Pick out each line in these entries that contains the string "Write".

[Opening Task inputs section]

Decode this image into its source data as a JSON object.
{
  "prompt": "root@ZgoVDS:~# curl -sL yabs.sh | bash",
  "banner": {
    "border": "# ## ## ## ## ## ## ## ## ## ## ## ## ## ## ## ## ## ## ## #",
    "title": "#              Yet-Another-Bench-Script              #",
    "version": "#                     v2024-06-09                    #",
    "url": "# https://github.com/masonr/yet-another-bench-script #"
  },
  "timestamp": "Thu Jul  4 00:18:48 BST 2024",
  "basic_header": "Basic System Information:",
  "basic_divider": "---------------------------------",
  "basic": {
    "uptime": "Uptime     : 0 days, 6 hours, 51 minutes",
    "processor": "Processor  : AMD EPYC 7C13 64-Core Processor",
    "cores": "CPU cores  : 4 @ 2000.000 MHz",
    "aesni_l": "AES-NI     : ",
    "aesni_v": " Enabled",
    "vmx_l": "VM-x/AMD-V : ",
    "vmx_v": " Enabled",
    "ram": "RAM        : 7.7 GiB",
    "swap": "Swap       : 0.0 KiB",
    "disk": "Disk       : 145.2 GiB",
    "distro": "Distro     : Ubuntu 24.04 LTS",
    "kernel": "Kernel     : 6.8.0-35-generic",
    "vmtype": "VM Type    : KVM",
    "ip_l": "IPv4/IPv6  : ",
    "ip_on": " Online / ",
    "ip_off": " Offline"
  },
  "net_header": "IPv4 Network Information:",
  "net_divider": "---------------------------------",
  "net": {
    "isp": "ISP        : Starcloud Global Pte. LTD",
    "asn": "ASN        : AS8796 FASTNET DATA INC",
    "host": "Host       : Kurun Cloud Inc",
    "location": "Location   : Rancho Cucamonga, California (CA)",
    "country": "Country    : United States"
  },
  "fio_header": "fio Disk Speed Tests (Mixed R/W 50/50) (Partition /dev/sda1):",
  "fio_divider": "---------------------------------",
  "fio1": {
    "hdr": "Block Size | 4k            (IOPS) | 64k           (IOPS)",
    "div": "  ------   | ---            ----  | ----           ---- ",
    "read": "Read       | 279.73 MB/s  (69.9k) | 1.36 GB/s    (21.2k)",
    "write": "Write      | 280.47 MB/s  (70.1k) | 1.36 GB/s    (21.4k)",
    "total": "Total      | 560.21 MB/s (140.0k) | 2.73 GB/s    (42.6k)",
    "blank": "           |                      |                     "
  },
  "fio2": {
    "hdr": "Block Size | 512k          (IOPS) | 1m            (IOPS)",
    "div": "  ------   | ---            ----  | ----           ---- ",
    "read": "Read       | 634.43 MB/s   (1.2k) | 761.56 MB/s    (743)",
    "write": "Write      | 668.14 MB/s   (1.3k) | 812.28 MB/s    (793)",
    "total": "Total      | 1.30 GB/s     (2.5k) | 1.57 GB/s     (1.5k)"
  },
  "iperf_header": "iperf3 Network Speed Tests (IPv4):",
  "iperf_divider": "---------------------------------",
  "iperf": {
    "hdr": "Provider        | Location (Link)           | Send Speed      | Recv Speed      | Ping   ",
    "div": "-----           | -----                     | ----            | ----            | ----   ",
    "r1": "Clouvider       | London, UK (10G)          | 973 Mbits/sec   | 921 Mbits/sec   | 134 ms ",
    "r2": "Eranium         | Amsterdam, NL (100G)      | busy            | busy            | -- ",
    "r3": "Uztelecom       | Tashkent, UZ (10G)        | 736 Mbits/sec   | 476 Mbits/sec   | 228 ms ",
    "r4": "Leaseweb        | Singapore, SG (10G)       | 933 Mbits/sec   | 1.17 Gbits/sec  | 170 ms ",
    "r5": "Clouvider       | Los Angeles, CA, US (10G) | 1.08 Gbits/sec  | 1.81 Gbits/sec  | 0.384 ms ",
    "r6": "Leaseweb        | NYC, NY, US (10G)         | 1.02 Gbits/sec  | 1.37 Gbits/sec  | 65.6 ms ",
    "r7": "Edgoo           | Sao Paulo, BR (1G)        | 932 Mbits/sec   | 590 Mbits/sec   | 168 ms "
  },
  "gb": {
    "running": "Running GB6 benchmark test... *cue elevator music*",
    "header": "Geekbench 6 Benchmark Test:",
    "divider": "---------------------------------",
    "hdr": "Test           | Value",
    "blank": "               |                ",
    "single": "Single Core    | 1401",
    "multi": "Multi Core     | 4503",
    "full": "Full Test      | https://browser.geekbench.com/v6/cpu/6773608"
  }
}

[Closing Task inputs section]

Solution to the exercise >>
    "write": "Write      | 280.47 MB/s  (70.1k) | 1.36 GB/s    (21.4k)",
    "write": "Write      | 668.14 MB/s   (1.3k) | 812.28 MB/s    (793)",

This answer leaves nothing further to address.